Fair was this yonge wyf, and therwithal
As any wesele hir body gent and small.
A ceynt she werede barred al of silk,
A barmclooth eek as whyt as morne milk
Upon hir lendes, ful of many a gore.
Whyt was hir smok and broyden al bifore
And eek bihinde, on hir coler aboute,
Of col-blak silk, withinne and eek withoute.
The tapes of hir whyte voluper
Were of the same suyte of hir coler;
Hir filet brood of silk, and set ful hye;
And sikerly she hadde a likerous yë
Ful smale y-pulled were hir browes two,
And tho were bent and blake as any sloo.
She was ful more blisful on to see
Than is the newe pere-jonnette tree;
And softer than the wolle is of a wether.
And by hir girdel heeng a purs of lether,
Tasseld with silk, and perled with latoun.
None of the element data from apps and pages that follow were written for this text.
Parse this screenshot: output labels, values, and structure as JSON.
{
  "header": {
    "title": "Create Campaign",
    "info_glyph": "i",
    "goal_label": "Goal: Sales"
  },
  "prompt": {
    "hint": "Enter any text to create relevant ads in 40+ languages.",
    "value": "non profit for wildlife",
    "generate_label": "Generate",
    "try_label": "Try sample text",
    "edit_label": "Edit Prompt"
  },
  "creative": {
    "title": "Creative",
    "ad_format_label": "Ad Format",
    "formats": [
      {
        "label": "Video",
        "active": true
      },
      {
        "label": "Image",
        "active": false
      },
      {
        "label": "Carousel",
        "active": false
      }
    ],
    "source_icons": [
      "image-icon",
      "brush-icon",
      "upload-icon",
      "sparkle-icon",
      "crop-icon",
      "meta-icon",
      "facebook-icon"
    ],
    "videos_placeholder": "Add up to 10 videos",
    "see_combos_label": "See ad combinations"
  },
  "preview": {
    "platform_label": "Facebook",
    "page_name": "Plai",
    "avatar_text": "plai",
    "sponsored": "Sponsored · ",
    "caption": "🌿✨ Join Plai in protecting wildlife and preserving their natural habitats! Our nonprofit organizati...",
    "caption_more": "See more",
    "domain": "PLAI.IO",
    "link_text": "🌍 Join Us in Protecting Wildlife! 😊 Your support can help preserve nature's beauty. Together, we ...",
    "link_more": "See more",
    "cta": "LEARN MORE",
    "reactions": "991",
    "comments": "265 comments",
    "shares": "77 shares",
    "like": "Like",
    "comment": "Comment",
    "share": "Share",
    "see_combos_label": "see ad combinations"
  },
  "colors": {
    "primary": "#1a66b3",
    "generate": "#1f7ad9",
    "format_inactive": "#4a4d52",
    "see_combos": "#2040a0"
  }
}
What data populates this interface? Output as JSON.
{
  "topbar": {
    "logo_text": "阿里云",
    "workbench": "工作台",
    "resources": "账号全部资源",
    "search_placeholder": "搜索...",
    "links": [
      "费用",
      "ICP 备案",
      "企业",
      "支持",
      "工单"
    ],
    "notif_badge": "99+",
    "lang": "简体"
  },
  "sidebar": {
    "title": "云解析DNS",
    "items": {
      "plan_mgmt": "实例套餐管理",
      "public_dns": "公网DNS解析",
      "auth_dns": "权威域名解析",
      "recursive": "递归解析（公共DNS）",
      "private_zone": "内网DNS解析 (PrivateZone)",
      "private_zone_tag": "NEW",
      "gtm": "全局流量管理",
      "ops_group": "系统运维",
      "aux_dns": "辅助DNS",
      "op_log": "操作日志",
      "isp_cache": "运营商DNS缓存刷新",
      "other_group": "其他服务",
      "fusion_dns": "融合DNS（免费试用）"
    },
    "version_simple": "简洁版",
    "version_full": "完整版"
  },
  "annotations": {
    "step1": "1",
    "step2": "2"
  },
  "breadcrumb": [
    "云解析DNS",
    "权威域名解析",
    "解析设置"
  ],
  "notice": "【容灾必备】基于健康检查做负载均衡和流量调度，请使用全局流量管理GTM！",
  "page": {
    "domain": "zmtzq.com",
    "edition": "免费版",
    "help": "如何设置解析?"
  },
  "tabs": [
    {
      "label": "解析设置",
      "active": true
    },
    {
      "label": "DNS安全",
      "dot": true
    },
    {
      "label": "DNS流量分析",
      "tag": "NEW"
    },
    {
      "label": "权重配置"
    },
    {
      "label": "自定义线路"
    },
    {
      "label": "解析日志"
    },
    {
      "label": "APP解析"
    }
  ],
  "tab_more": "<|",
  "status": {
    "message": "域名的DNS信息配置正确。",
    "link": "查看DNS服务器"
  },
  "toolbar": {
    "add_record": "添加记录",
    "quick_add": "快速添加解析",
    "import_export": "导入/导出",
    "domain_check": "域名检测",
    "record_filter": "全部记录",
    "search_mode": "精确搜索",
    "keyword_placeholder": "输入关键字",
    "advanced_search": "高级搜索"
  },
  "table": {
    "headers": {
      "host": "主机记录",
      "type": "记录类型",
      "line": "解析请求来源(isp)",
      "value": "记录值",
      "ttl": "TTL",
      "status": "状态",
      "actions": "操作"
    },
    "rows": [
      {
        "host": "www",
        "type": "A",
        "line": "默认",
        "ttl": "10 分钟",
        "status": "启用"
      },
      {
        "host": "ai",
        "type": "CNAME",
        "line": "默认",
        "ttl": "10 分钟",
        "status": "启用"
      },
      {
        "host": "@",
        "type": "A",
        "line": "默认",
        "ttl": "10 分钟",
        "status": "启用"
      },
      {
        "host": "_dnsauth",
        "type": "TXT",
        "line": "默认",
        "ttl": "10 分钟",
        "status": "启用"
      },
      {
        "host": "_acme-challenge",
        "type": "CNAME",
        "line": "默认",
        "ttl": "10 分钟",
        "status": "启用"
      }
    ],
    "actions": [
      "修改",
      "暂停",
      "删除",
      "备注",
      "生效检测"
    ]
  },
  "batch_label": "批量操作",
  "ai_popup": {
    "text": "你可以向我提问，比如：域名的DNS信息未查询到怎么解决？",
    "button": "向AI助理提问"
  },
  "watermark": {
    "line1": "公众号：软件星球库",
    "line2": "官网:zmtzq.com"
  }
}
In al this worlde, so seken up and doun,
There nis no man so wys that coude thenche
So gay a popelote or swich a wenche.
Ful brighter was the shyning of hir hewe
Than in the tour the noble y-forged newe.
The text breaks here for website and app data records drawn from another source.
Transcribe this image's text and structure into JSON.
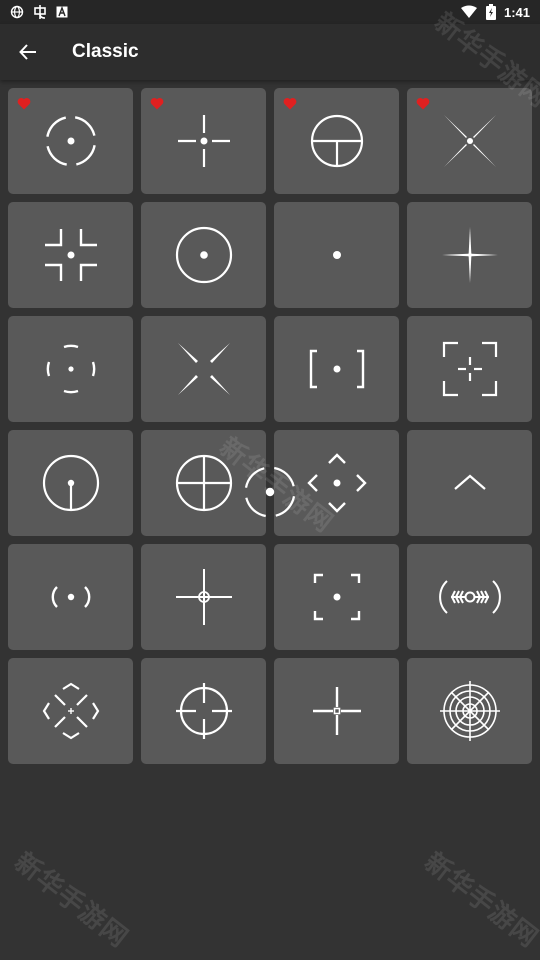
{
  "status_bar": {
    "time": "1:41",
    "left_icons": [
      "globe-icon",
      "bug-icon",
      "a-icon"
    ],
    "right_icons": [
      "wifi-icon",
      "battery-icon"
    ]
  },
  "app_bar": {
    "title": "Classic",
    "back_icon": "arrow-back-icon"
  },
  "colors": {
    "background": "#333333",
    "app_bar": "#2d2d2d",
    "status_bar": "#262626",
    "tile": "#595959",
    "favorite": "#e02020",
    "icon": "#ffffff"
  },
  "crosshairs": [
    {
      "id": 1,
      "favorite": true
    },
    {
      "id": 2,
      "favorite": true
    },
    {
      "id": 3,
      "favorite": true
    },
    {
      "id": 4,
      "favorite": true
    },
    {
      "id": 5,
      "favorite": false
    },
    {
      "id": 6,
      "favorite": false
    },
    {
      "id": 7,
      "favorite": false
    },
    {
      "id": 8,
      "favorite": false
    },
    {
      "id": 9,
      "favorite": false
    },
    {
      "id": 10,
      "favorite": false
    },
    {
      "id": 11,
      "favorite": false
    },
    {
      "id": 12,
      "favorite": false
    },
    {
      "id": 13,
      "favorite": false
    },
    {
      "id": 14,
      "favorite": false
    },
    {
      "id": 15,
      "favorite": false
    },
    {
      "id": 16,
      "favorite": false
    },
    {
      "id": 17,
      "favorite": false
    },
    {
      "id": 18,
      "favorite": false
    },
    {
      "id": 19,
      "favorite": false
    },
    {
      "id": 20,
      "favorite": false
    },
    {
      "id": 21,
      "favorite": false
    },
    {
      "id": 22,
      "favorite": false
    },
    {
      "id": 23,
      "favorite": false
    },
    {
      "id": 24,
      "favorite": false
    }
  ],
  "watermark": "新华手游网"
}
But of hir song, it was as loude and yerne
As any swalwe sittinge on a berne.
Therto she coulde skippe and make game
As any kide or calf folwinge his dame.
Hir mouth was swete as bragot or the meeth,
Or hord of apples leyd in hey or heeth.
Winsinge she was as is a joly colt,
Long as a mast, and upright as a bolt.
A brooch she baar upon hir lowe coler
As brood as is the bos of a bocler.
Hir shoes were laced on hir legges hye.
She was a prymerole, a pigges-nye,
For any lord to leggen in his bedde,
Or yet for any good yeman to wedde.
This young wife was lovely;
her body was as graceful and slim as a weasel's.
She wore a sash threaded with silk,
and around her loins a flared apron
white as morning-fresh milk;
her smock was white, and embroidered with
black silk around the collar,
inside and out, front and back.
The ribbons of her cap
matched her collar,
and her broad silk headband sat well back from her face.
And - certainly - she had a wonton eye.
Her eyebrows were closely plucked,
and they arched gracefully and were black as a sloe.
She was more of a treat to look at
than a peartree, just come into bloom,
and she was softer to touch than the wool of a sheep.
At her waist hung a leather purse,
tasseled with silk and beaded in bright metal.
In all this world, if you searched up and down,
you can find no man clever enough to imagine
so gay a poppet or such a wench. The brilliance
of her colouring was better than the gleam of a
gold noble newly minted in the Tower of London.
As for her singing, it was as clear and lively
as the notes of a barn swallow.
Besides all this, she could gambol and play
like any kid or calf following his mother.
Her mouth was as sweet as drinks made from honey,
or as a hoard of apples laid away in hay or heather.
She was as skittish as a colt,
tall as a mast, and straight as an arrow.
On her collar she wore a brooch
as broad as the boss of a buckler.
Her shoes were laced far up her legs.
She was a morning glory, she was a daisy,
fit for any lord to lay in his bed,
or yet for any good yoman to marry.